__Input data__.
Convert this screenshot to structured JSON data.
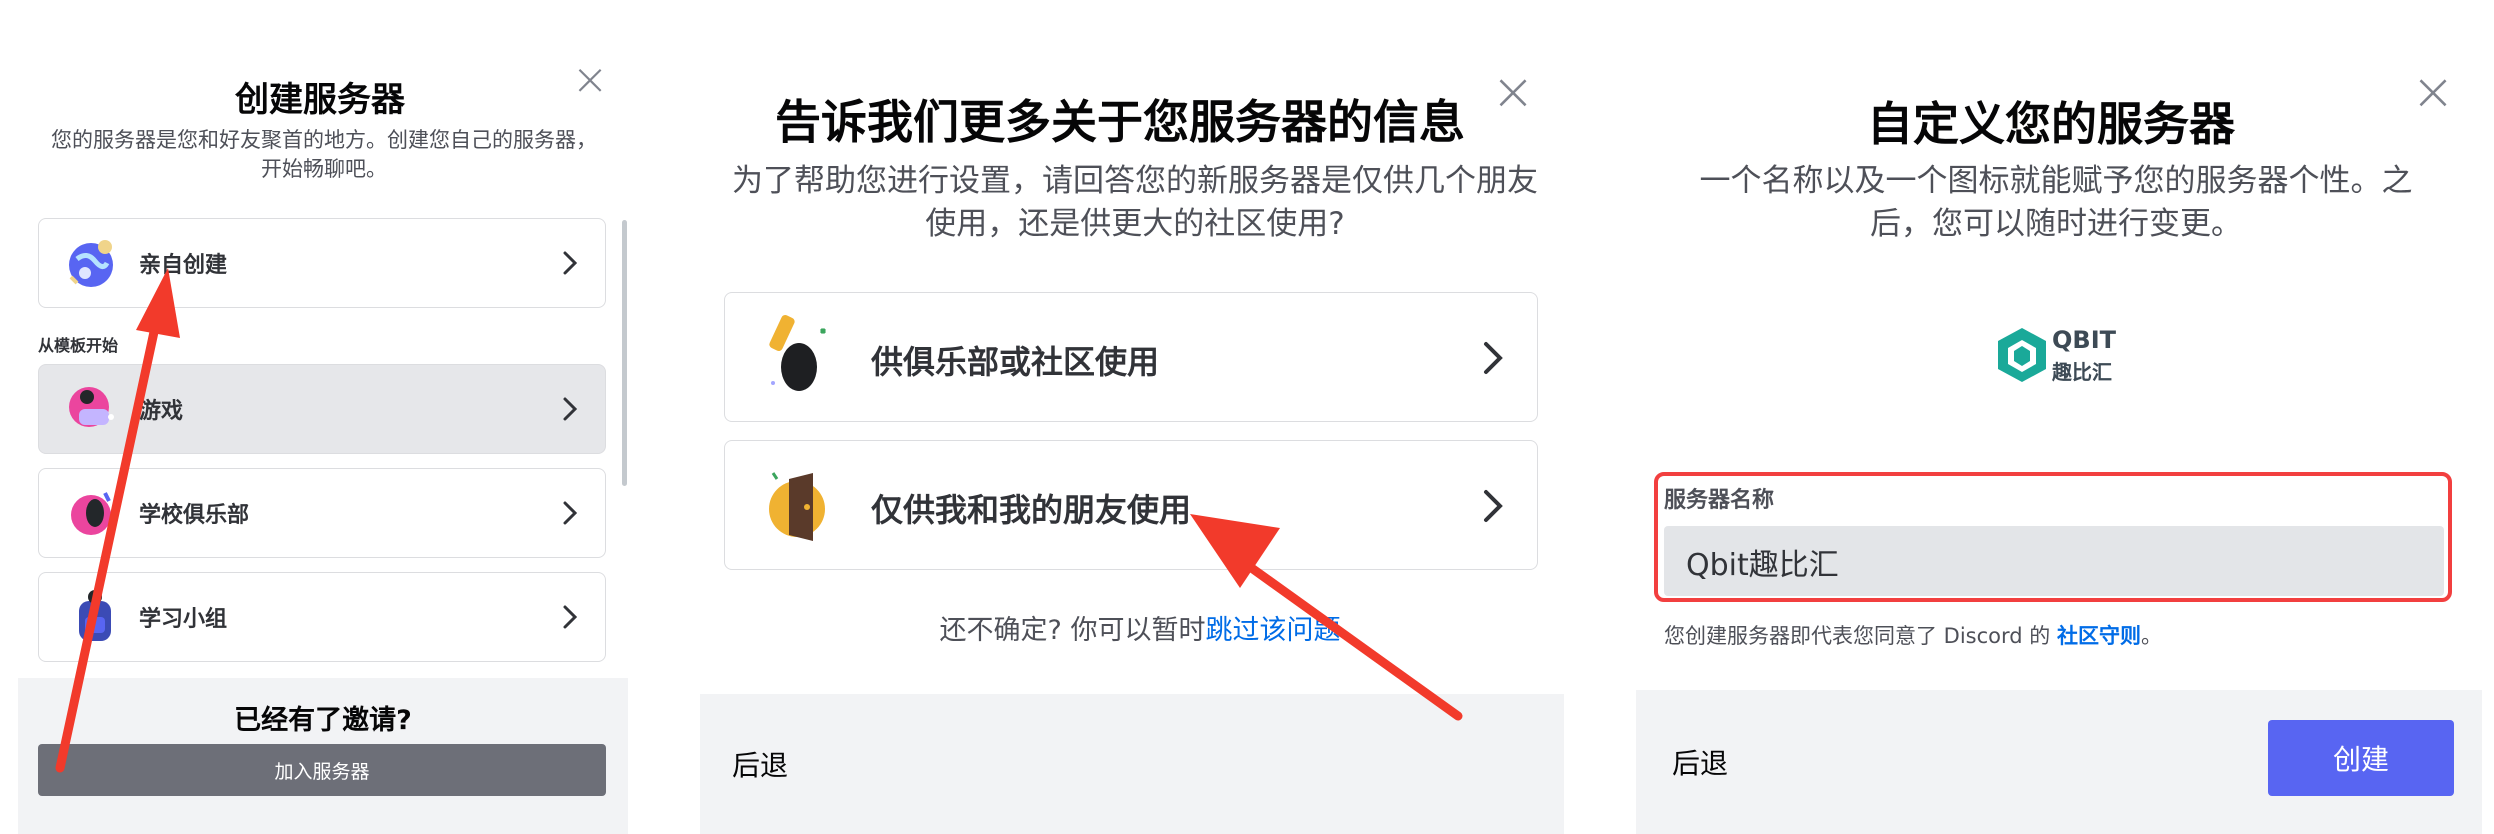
{
  "panel1": {
    "title": "创建服务器",
    "subtitle": "您的服务器是您和好友聚首的地方。创建您自己的服务器，开始畅聊吧。",
    "close": "×",
    "create_own_label": "亲自创建",
    "templates_section": "从模板开始",
    "templates": [
      {
        "label": "游戏"
      },
      {
        "label": "学校俱乐部"
      },
      {
        "label": "学习小组"
      }
    ],
    "invite_heading": "已经有了邀请?",
    "join_button": "加入服务器"
  },
  "panel2": {
    "title": "告诉我们更多关于您服务器的信息",
    "subtitle": "为了帮助您进行设置，请回答您的新服务器是仅供几个朋友使用，还是供更大的社区使用?",
    "close": "×",
    "options": [
      {
        "label": "供俱乐部或社区使用"
      },
      {
        "label": "仅供我和我的朋友使用"
      }
    ],
    "unsure_text": "还不确定? 你可以暂时",
    "skip_link": "跳过该问题",
    "back_button": "后退"
  },
  "panel3": {
    "title": "自定义您的服务器",
    "subtitle": "一个名称以及一个图标就能赋予您的服务器个性。之后，您可以随时进行变更。",
    "close": "×",
    "logo_text_top": "QBIT",
    "logo_text_bottom": "趣比汇",
    "name_label": "服务器名称",
    "name_value": "Qbit趣比汇",
    "terms_prefix": "您创建服务器即代表您同意了 Discord 的 ",
    "terms_link": "社区守则",
    "terms_suffix": "。",
    "back_button": "后退",
    "create_button": "创建"
  },
  "colors": {
    "accent": "#5865f2",
    "highlight_box": "#f23f3f",
    "arrow": "#f23a2b",
    "link": "#006ce7",
    "footer_bg": "#f2f3f5"
  }
}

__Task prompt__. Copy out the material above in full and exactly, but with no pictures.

__Response to this exercise__.
Convert this screenshot to structured JSON data.
{
  "panel1": {
    "title": "创建服务器",
    "subtitle": "您的服务器是您和好友聚首的地方。创建您自己的服务器，开始畅聊吧。",
    "close": "×",
    "create_own_label": "亲自创建",
    "templates_section": "从模板开始",
    "templates": [
      {
        "label": "游戏"
      },
      {
        "label": "学校俱乐部"
      },
      {
        "label": "学习小组"
      }
    ],
    "invite_heading": "已经有了邀请?",
    "join_button": "加入服务器"
  },
  "panel2": {
    "title": "告诉我们更多关于您服务器的信息",
    "subtitle": "为了帮助您进行设置，请回答您的新服务器是仅供几个朋友使用，还是供更大的社区使用?",
    "close": "×",
    "options": [
      {
        "label": "供俱乐部或社区使用"
      },
      {
        "label": "仅供我和我的朋友使用"
      }
    ],
    "unsure_text": "还不确定? 你可以暂时",
    "skip_link": "跳过该问题",
    "back_button": "后退"
  },
  "panel3": {
    "title": "自定义您的服务器",
    "subtitle": "一个名称以及一个图标就能赋予您的服务器个性。之后，您可以随时进行变更。",
    "close": "×",
    "logo_text_top": "QBIT",
    "logo_text_bottom": "趣比汇",
    "name_label": "服务器名称",
    "name_value": "Qbit趣比汇",
    "terms_prefix": "您创建服务器即代表您同意了 Discord 的 ",
    "terms_link": "社区守则",
    "terms_suffix": "。",
    "back_button": "后退",
    "create_button": "创建"
  },
  "colors": {
    "accent": "#5865f2",
    "highlight_box": "#f23f3f",
    "arrow": "#f23a2b",
    "link": "#006ce7",
    "footer_bg": "#f2f3f5"
  }
}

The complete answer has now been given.